And some losers:
  • Anti-abortion activists: It didn't come as much surprise that South Dakota voters rejected a far-reaching proposal to ban most abortions; even if it had passed, it would have been mostly symbolic as chances are that courts would have struck it down. But a less far-reaching measure in California, a parental-consent initiative also was rejected. So too was a radical Colorado proposal to redefine personhood as beginning at the time of conception. Michigan voters also passed a measure allowing embryonic stem cell research, although there are some restrictions on where the embryos can come from.
  • Anti-tax zealots: Let's face it: None of us, even those of use whose benefit considerably from government services (and that's basically all of us), like to pay taxes. But some anti-tax efforts simply go to far, and Massachusetts voters obviously saw that Tuesday as they rejected Question 1, to phase out the state income tax, by more than a 2-1 ratio.

And some that were winners and losers:
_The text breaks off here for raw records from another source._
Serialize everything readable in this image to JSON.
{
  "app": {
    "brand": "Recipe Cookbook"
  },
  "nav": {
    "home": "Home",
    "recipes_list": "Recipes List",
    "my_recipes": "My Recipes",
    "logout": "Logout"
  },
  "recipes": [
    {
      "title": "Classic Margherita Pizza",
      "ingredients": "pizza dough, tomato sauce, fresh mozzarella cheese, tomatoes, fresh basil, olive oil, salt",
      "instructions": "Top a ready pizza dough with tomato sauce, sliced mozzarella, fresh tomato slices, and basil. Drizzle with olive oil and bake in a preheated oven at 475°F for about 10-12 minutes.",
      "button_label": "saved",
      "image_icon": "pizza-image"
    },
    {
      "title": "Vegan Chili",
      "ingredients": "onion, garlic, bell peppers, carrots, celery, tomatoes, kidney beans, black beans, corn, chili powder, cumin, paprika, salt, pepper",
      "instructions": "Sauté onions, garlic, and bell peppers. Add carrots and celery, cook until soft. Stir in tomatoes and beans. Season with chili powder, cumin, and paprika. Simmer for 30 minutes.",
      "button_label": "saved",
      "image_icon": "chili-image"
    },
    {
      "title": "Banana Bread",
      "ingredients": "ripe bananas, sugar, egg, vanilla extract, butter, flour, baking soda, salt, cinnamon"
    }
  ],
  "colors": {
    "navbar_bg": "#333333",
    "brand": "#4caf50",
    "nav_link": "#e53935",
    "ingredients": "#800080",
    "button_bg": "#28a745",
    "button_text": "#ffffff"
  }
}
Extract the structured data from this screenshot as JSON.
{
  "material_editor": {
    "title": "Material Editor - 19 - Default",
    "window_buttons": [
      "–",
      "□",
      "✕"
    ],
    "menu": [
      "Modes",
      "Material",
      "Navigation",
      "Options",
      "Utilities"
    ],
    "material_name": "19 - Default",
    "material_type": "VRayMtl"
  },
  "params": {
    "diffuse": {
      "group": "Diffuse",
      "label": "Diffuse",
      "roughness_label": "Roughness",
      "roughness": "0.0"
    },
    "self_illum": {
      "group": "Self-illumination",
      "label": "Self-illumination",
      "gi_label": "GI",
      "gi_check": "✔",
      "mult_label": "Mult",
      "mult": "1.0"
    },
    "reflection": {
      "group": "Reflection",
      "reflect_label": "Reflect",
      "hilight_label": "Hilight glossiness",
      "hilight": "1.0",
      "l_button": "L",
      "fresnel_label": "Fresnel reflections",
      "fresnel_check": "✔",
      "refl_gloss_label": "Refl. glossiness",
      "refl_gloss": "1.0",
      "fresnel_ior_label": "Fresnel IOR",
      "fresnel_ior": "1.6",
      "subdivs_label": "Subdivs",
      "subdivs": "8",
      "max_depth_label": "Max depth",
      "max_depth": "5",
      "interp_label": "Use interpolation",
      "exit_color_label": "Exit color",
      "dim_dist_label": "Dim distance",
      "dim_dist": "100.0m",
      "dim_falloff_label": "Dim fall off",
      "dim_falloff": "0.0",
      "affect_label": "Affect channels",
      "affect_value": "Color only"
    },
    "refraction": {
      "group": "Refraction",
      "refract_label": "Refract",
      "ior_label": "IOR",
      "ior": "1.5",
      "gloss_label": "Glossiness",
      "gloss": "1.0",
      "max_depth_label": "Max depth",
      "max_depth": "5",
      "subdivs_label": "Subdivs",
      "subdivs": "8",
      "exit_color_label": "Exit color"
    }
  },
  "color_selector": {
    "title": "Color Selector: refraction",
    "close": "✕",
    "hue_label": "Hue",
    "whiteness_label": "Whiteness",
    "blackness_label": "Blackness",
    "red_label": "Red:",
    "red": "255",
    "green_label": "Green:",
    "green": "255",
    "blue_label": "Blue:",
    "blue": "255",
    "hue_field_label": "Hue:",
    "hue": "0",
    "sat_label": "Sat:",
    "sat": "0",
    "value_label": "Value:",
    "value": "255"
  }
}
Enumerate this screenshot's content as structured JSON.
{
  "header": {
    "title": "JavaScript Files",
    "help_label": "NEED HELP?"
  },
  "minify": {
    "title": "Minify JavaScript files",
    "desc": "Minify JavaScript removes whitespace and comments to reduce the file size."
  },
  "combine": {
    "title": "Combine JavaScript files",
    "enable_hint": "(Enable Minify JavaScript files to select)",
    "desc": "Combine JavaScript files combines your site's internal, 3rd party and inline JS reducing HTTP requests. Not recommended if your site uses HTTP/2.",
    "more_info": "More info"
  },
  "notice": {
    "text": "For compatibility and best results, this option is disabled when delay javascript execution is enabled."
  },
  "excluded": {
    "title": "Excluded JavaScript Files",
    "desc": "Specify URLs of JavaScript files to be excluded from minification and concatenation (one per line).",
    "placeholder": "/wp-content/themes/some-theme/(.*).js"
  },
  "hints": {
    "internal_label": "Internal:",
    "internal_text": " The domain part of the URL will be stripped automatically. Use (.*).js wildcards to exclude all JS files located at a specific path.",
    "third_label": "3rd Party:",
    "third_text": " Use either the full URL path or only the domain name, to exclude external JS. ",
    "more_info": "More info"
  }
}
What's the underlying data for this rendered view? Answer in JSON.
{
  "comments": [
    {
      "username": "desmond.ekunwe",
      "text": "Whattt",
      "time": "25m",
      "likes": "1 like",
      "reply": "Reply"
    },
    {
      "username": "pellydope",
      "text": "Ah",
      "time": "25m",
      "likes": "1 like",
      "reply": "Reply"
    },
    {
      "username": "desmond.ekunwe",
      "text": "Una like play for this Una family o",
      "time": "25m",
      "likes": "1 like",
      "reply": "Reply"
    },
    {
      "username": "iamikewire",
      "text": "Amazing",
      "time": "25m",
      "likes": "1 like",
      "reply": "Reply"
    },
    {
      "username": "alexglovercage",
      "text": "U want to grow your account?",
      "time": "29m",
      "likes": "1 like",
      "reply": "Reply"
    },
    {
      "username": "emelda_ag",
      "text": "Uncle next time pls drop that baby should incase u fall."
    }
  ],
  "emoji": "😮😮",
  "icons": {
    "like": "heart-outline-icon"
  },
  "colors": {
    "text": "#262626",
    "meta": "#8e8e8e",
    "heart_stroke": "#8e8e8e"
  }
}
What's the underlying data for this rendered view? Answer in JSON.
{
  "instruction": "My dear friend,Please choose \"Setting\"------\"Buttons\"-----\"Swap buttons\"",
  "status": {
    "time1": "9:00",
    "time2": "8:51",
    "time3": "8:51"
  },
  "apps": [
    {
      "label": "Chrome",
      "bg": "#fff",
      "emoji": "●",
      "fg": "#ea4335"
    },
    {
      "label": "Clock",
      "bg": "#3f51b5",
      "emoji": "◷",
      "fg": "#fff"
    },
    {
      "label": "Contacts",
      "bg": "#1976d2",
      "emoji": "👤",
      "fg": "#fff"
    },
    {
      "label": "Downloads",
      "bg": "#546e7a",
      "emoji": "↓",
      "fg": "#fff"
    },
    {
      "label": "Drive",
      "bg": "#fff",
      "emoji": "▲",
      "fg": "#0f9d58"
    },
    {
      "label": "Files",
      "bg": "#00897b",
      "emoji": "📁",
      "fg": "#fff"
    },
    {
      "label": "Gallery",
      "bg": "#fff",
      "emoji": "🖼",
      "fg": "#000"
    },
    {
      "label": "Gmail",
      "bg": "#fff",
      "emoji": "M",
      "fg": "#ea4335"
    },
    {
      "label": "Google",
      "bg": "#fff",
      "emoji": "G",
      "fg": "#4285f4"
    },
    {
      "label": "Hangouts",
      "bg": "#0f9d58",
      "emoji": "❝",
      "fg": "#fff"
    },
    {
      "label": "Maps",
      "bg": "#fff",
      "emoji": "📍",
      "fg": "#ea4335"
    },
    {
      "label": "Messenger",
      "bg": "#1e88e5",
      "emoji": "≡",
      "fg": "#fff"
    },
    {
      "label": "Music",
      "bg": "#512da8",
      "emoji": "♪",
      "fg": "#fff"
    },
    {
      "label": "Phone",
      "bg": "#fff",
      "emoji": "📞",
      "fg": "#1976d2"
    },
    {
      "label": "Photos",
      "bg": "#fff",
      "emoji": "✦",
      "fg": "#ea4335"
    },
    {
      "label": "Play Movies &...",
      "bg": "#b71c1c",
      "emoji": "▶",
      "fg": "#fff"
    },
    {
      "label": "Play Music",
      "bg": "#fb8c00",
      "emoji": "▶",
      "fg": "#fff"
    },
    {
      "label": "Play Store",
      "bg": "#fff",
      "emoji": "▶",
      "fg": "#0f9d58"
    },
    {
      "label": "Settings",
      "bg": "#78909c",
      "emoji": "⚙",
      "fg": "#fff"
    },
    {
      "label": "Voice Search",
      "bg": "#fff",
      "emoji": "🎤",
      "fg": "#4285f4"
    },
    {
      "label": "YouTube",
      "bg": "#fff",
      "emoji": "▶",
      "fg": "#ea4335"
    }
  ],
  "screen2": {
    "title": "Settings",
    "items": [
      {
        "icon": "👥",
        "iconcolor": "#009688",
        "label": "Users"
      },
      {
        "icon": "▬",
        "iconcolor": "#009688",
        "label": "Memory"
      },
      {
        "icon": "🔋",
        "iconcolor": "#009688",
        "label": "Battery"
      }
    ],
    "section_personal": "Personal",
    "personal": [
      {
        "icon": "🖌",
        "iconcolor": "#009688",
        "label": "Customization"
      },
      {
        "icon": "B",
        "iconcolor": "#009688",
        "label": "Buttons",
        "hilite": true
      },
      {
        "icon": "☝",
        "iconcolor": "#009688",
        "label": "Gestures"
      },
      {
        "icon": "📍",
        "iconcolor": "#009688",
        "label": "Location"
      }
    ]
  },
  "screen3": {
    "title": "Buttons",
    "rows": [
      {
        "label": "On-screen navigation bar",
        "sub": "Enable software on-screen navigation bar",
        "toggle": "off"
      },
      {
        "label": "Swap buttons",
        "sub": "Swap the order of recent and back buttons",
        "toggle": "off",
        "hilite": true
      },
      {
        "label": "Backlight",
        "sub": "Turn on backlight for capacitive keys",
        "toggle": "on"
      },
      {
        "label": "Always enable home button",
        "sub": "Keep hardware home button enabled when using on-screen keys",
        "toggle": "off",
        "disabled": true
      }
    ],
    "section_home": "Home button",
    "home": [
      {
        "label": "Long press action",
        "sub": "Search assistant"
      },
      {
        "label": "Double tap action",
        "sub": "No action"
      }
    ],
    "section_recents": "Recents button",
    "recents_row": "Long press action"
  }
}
  • Gamblers: Maryland voters OK'd a measure to allow slot machines (but they're officially known as video terminals) as part of the state lottery, while Missouri voters repealed a loss limit in casinos. By winning the right to spend more, gamblers certainly will lose.
  • The Mormon church: The Church of Jesus Christ of Latter-day Saints was the most visible of the supporters of California's Proposition 8, although it was far from the only church supporting the proposal to ban gay marriage. After the election victory, though, the backlash has set in, which protesters appearing outside church temples in the Los Angeles area and Salt Lake City and others threatening a boycott of Utah (even though Salt Lake City has been gay-friendly enough to establish a "mutual commitment" registry to help gay couples qualify for employment benefits). Ironically, while California doesn't have enough Mormon voters to have made a difference in the final outcome, there have been no protests held in black and Latino neighborhoods, where voters backed the measure by as much at 70 percent.

03 November 2008

A resort to religious bigotry

Unfortunately, it almost goes without saying that an initiative on as emotional a topic as Proposition 8, the California measure that would in effect reverse the California Supreme Court decision legalizing gay marriage, will be promoted with distorted facts on both sides. Indeed, that is what has happened. Both sides seem to have forgot what that court decision and Proposition 8 are all about — almost nothing in terms of traditional legal rights. It is about whether a state-sanctioned same-sex union can be called marriage or not; if it passes, same-sex couples will still be able to get "married" and get every legal right except to call the union marriage in a legal sense. In at least a technical sense, Proposition 8 has nothing to do with what is taught in schools, as proponents have claimed, or with whether same-sex couples will be discriminated against in terms of government protections, as opponents have claimed.

Yet the campaigns of both sides have restored to distortions and half-truths, sometimes with outright misstatements, at other times when statements that are defensible in only the most technical of senses, and at other times hinting at things that aren't true (such as possibility that churches could be required to marry same-sex couples) without saying so directly.

And both sides, too, have resorted in one way or another to fear. Yet, at least until now, the campaigns haven't devolved into championing of outright religious bigotry. That is no longer the case, as this new TV ad shows:

True, the Church of Jesus Christ of Latter-day Saints, popularly known as the Mormon Church, has opened itself up to this sort of attack by getting involved in the political process. But that doesn't make the attack acceptable as a part of the political process.

Imagine, if you will, if an ad had pictured two stereotypical rabbis doing the same thing (some Jewish groups have supported Proposition 8); the ad rightfully would have been seen as anti-Semitic. Or, to put the shoe on the other foot, suppose that one of the pro-8 ads had shown had shown scenes of stereotypical gay men molesting young boys they hope to adopt once they're married. Such an ad rightfully would have been condemned as bigoted and criticized as a new low. This ad should as well.